:: Information given

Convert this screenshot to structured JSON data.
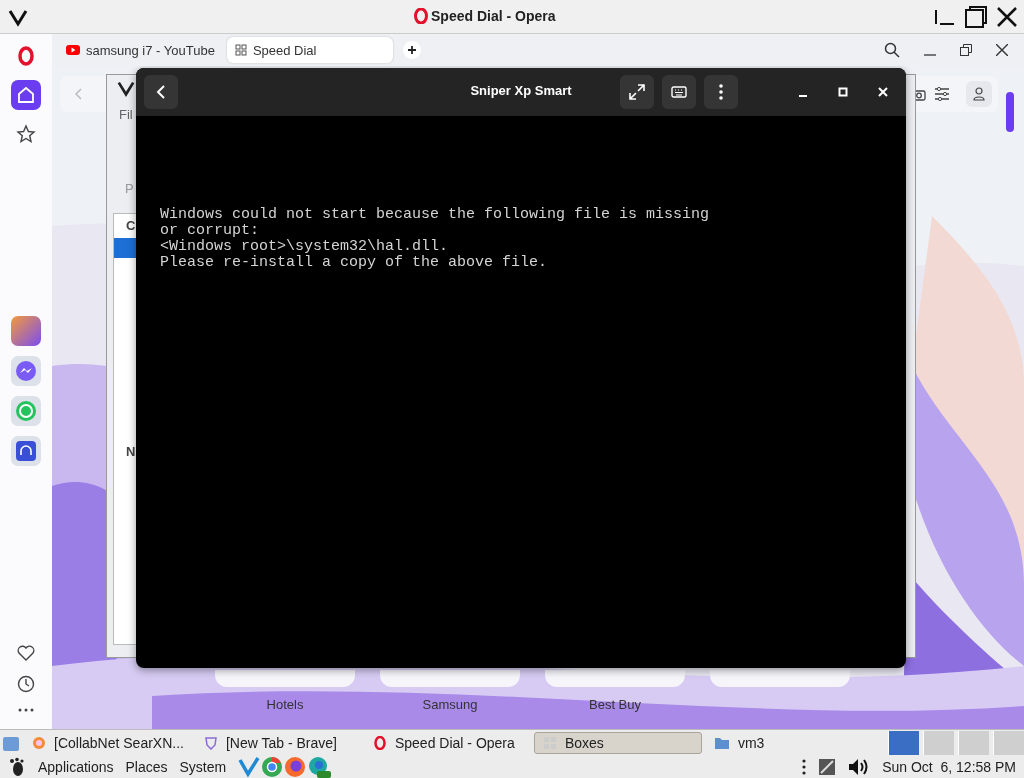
{
  "desktop_window": {
    "title": "Speed Dial - Opera"
  },
  "browser": {
    "tabs": [
      {
        "label": "samsung i7 - YouTube",
        "selected": false
      },
      {
        "label": "Speed Dial",
        "selected": true
      }
    ],
    "speed_dial": [
      "Hotels",
      "Samsung",
      "Best Buy"
    ]
  },
  "background_window": {
    "menu_fragment": "Fil",
    "fragments": [
      "P",
      "C",
      "N"
    ]
  },
  "vm_window": {
    "title": "Sniper Xp Smart",
    "console_lines": [
      "Windows could not start because the following file is missing",
      "or corrupt:",
      "<Windows root>\\system32\\hal.dll.",
      "Please re-install a copy of the above file."
    ]
  },
  "taskbar": {
    "tasks": [
      {
        "kind": "firefox",
        "label": "[CollabNet SearXN...",
        "selected": false
      },
      {
        "kind": "brave",
        "label": "[New Tab - Brave]",
        "selected": false
      },
      {
        "kind": "opera",
        "label": "Speed Dial - Opera",
        "selected": false
      },
      {
        "kind": "boxes",
        "label": "Boxes",
        "selected": true
      },
      {
        "kind": "folder",
        "label": "vm3",
        "selected": false
      }
    ],
    "menus": [
      "Applications",
      "Places",
      "System"
    ],
    "clock": "Sun Oct  6, 12:58 PM"
  }
}
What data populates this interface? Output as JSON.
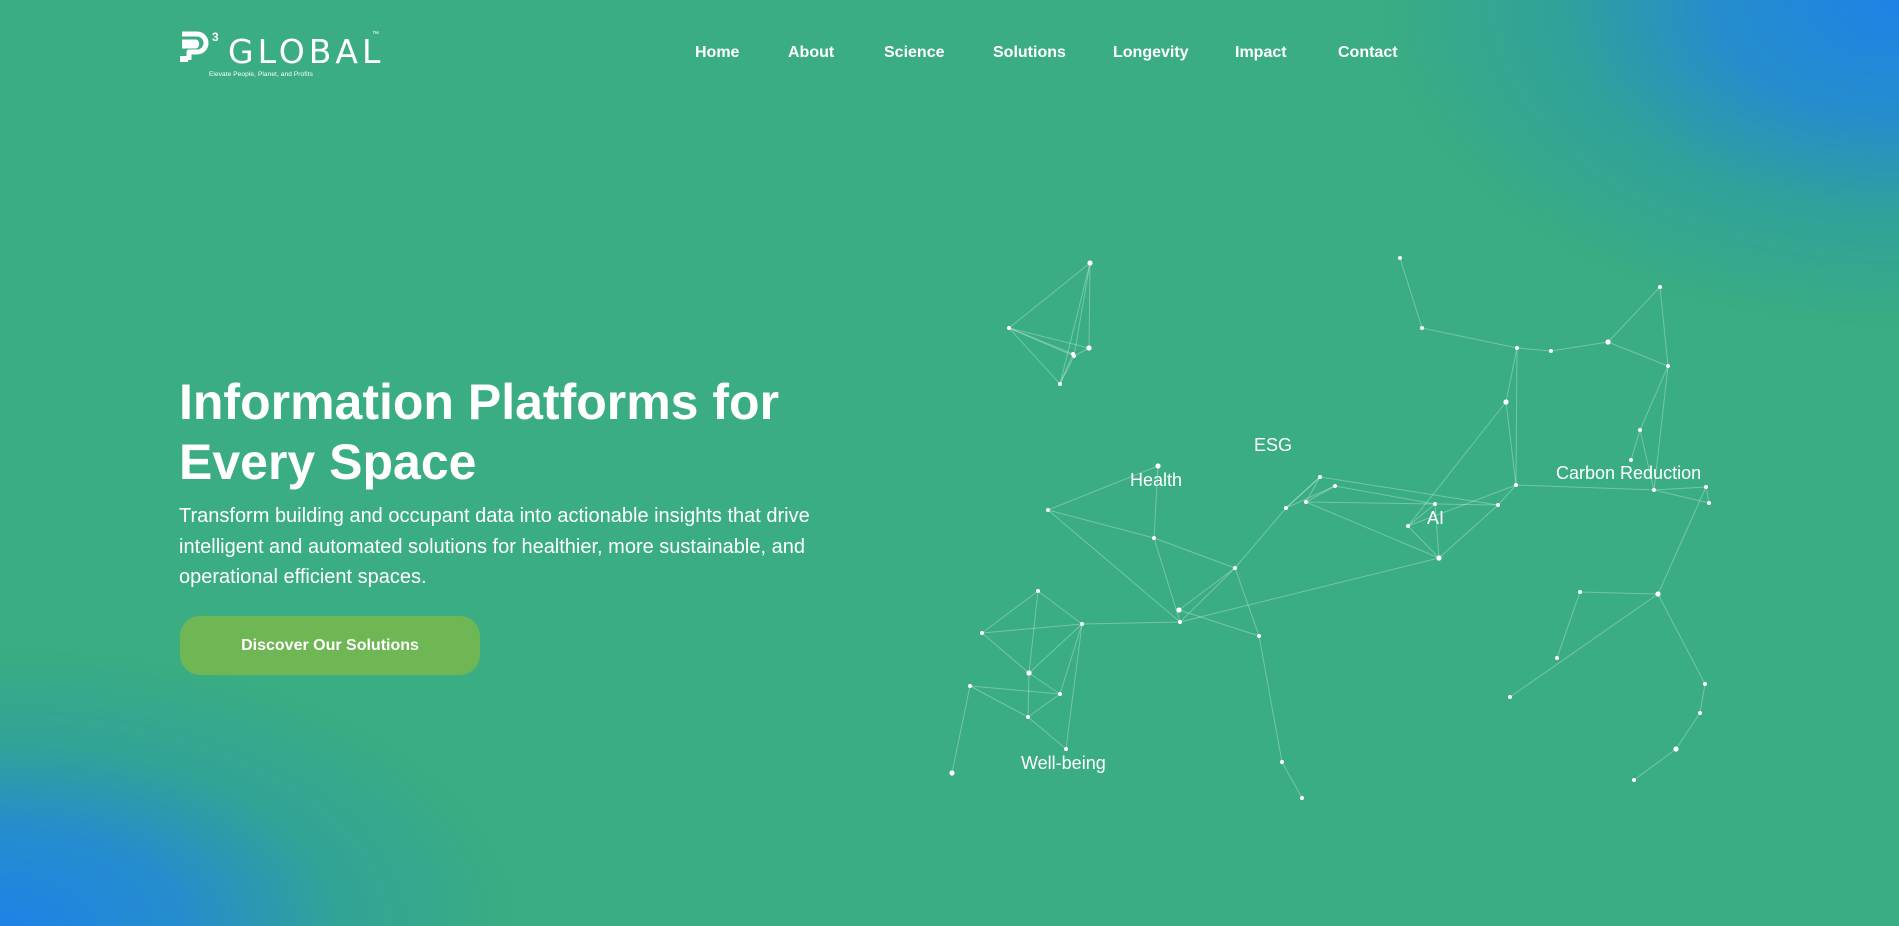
{
  "header": {
    "logo": {
      "wordmark": "GLOBAL",
      "superscript": "3",
      "trademark": "™",
      "tagline": "Elevate People, Planet, and Profits"
    },
    "nav": [
      {
        "label": "Home"
      },
      {
        "label": "About"
      },
      {
        "label": "Science"
      },
      {
        "label": "Solutions"
      },
      {
        "label": "Longevity"
      },
      {
        "label": "Impact"
      },
      {
        "label": "Contact"
      }
    ]
  },
  "hero": {
    "title": "Information Platforms for Every Space",
    "subtitle": "Transform building and occupant data into actionable insights that drive intelligent and automated solutions for healthier, more sustainable, and operational efficient spaces.",
    "cta_label": "Discover Our Solutions"
  },
  "network": {
    "labels": [
      "Health",
      "ESG",
      "AI",
      "Carbon Reduction",
      "Well-being"
    ]
  },
  "colors": {
    "background": "#3aad82",
    "corner_gradient": "#1e82e6",
    "cta": "#6fb655",
    "text": "#ffffff"
  }
}
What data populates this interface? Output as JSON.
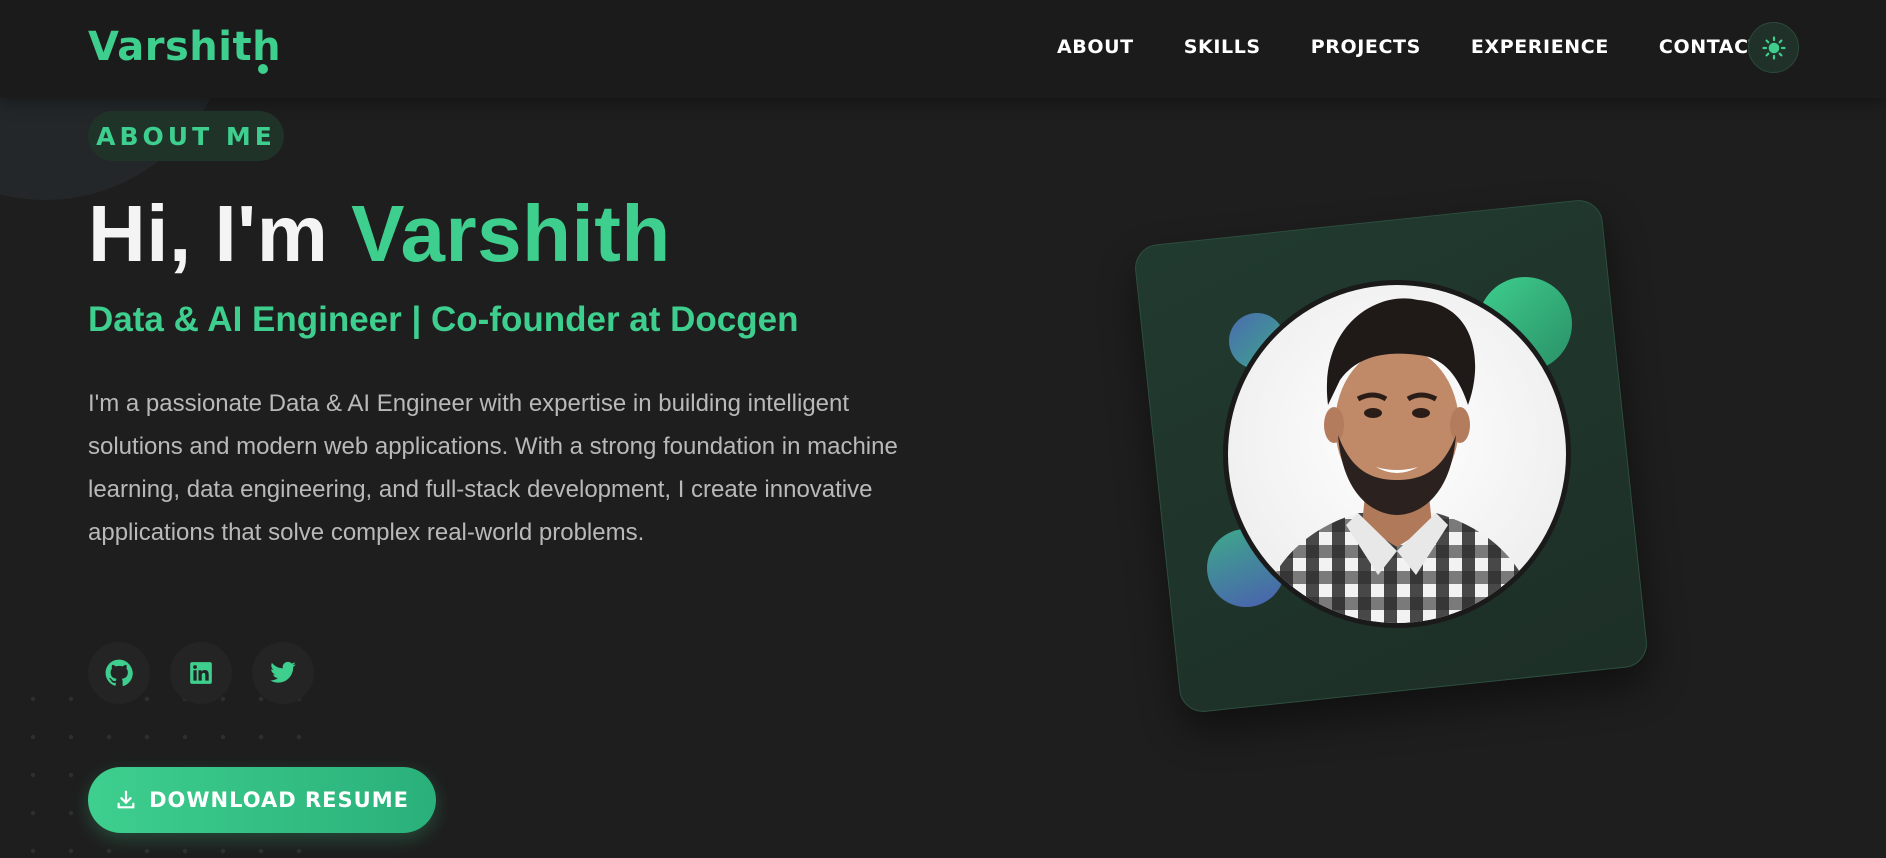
{
  "nav": {
    "brand": "Varshith",
    "links": [
      "ABOUT",
      "SKILLS",
      "PROJECTS",
      "EXPERIENCE",
      "CONTACT"
    ],
    "theme_toggle_icon": "sun-icon"
  },
  "hero": {
    "badge": "ABOUT ME",
    "greeting": "Hi, I'm",
    "name": "Varshith",
    "subtitle": "Data & AI Engineer | Co-founder at Docgen",
    "bio": "I'm a passionate Data & AI Engineer with expertise in building intelligent solutions and modern web applications. With a strong foundation in machine learning, data engineering, and full-stack development, I create innovative applications that solve complex real-world problems.",
    "socials": [
      {
        "icon": "github-icon"
      },
      {
        "icon": "linkedin-icon"
      },
      {
        "icon": "twitter-icon"
      }
    ],
    "download_button": "DOWNLOAD RESUME"
  },
  "colors": {
    "accent": "#3ecf8e",
    "background": "#1e1e1e"
  }
}
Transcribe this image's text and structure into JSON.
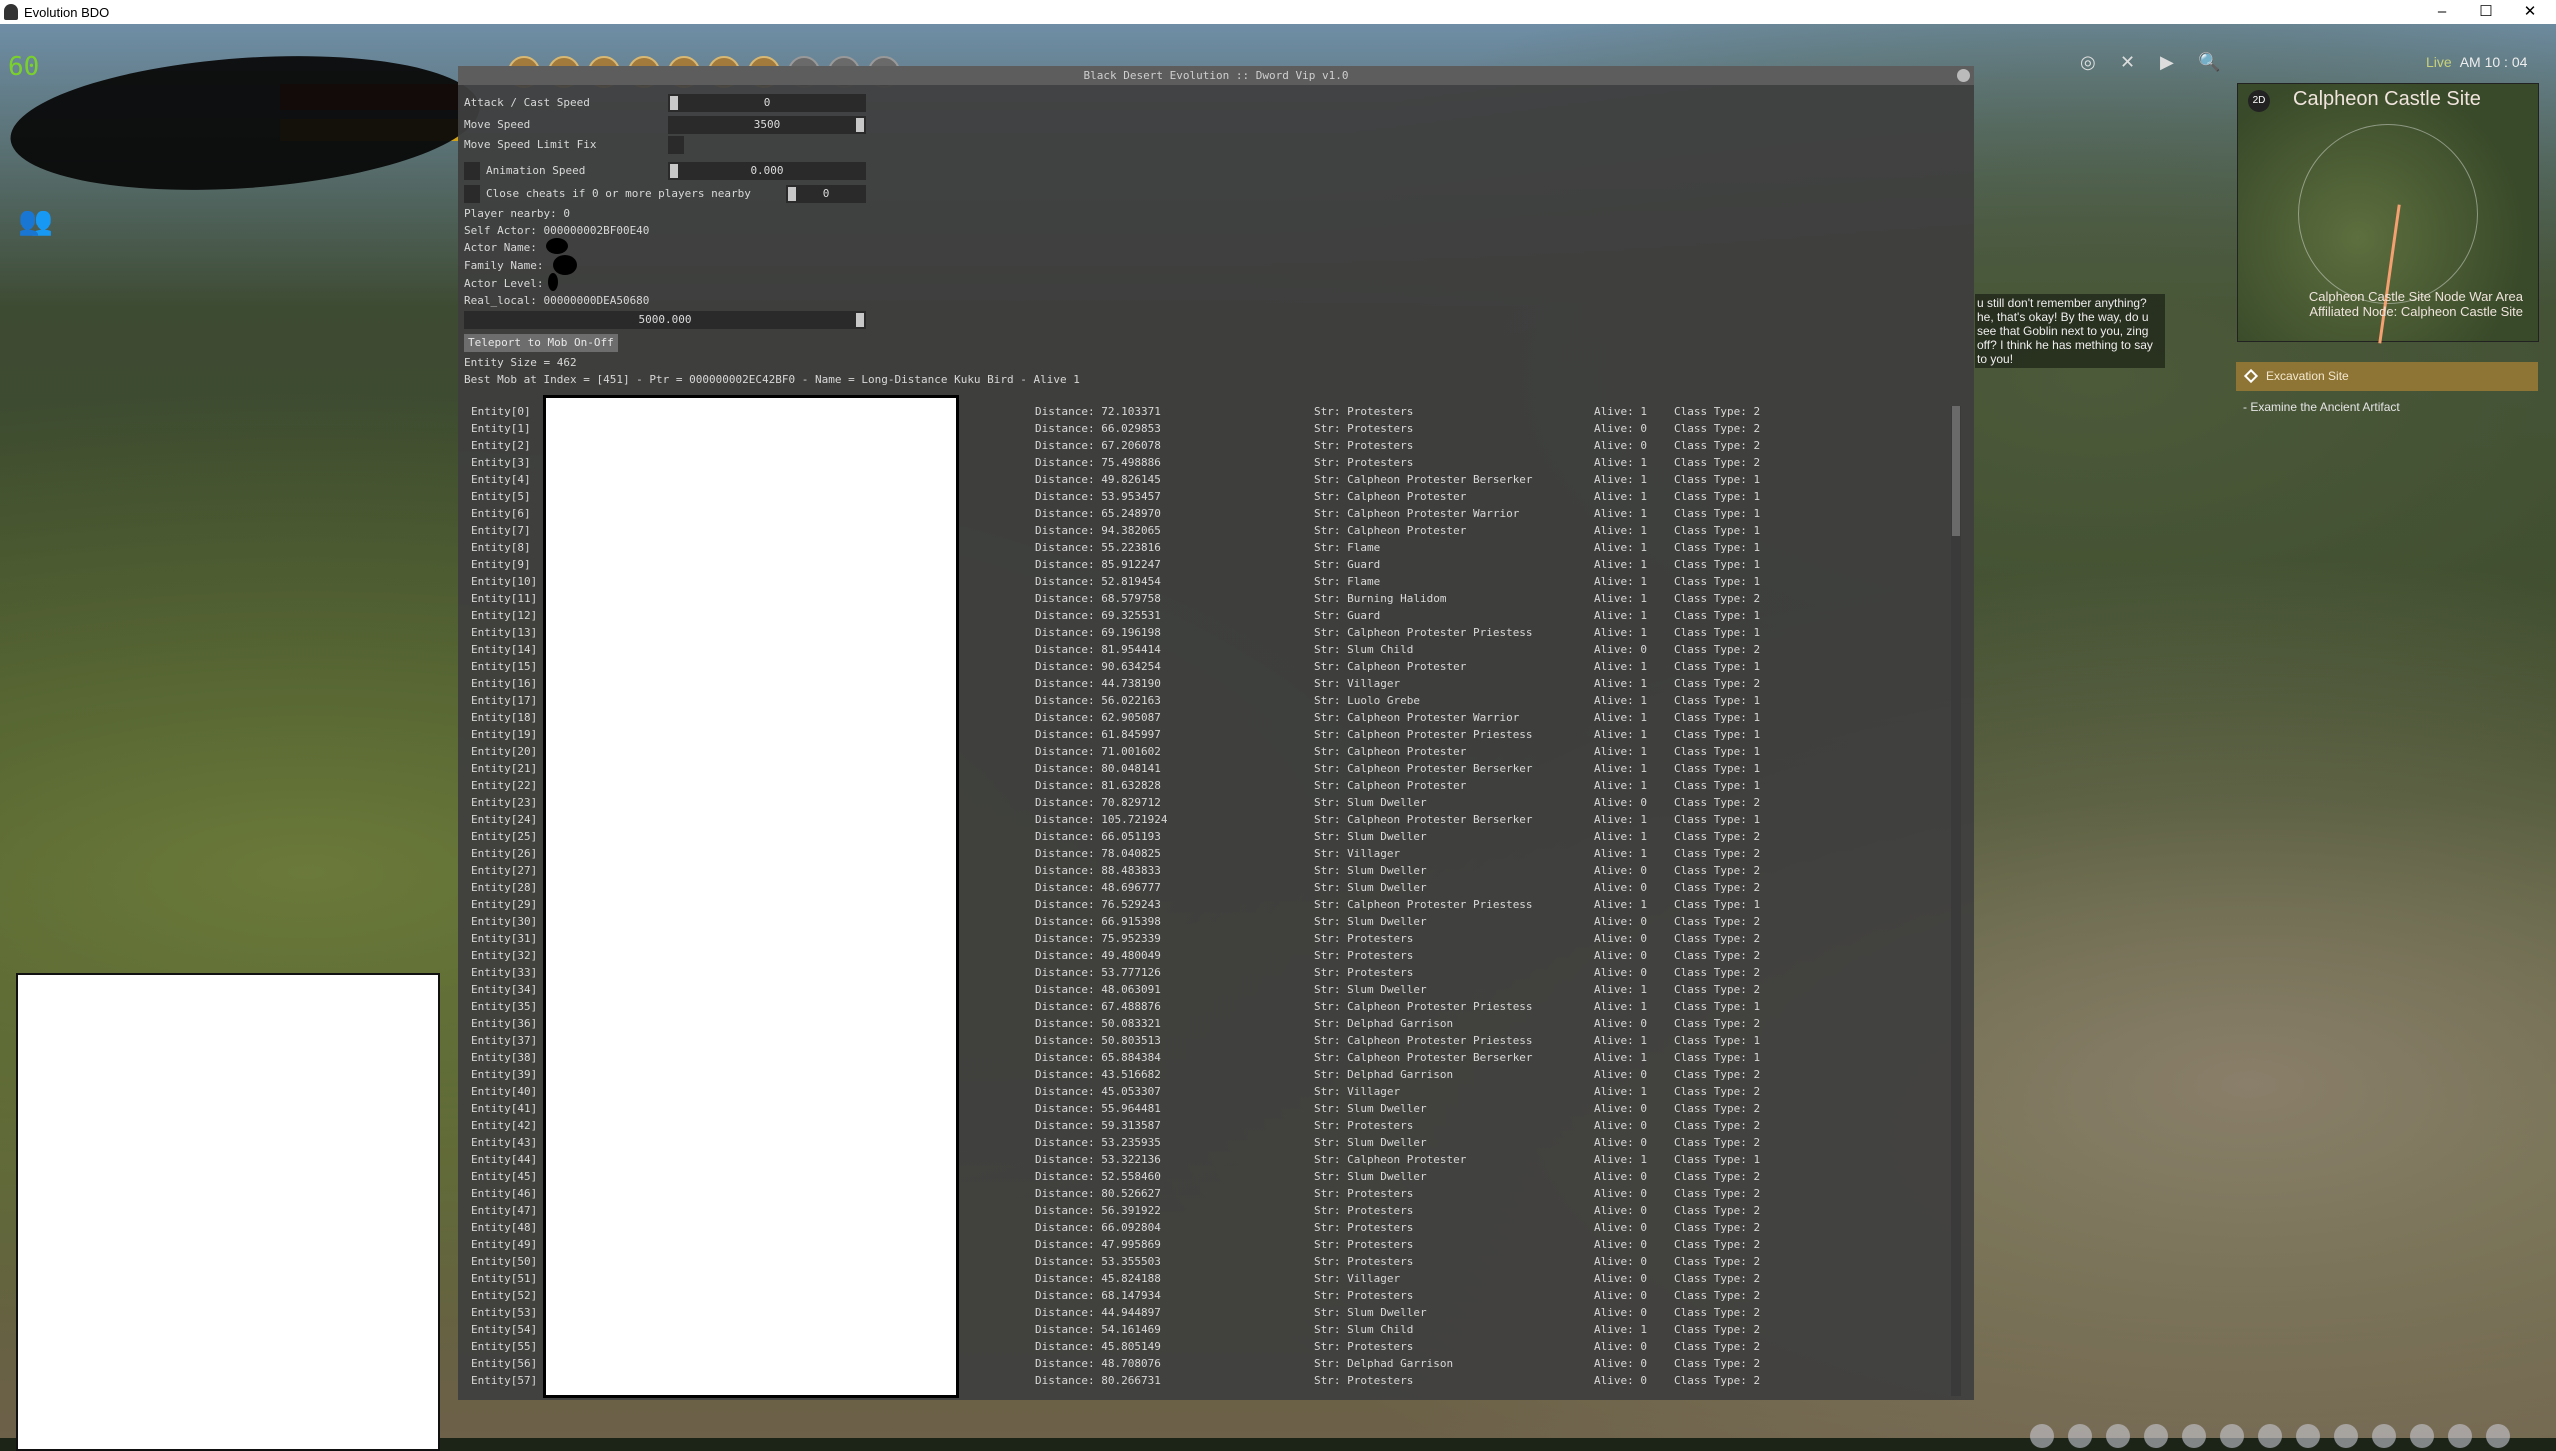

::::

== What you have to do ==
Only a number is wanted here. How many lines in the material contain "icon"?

== Exercise solution ==
4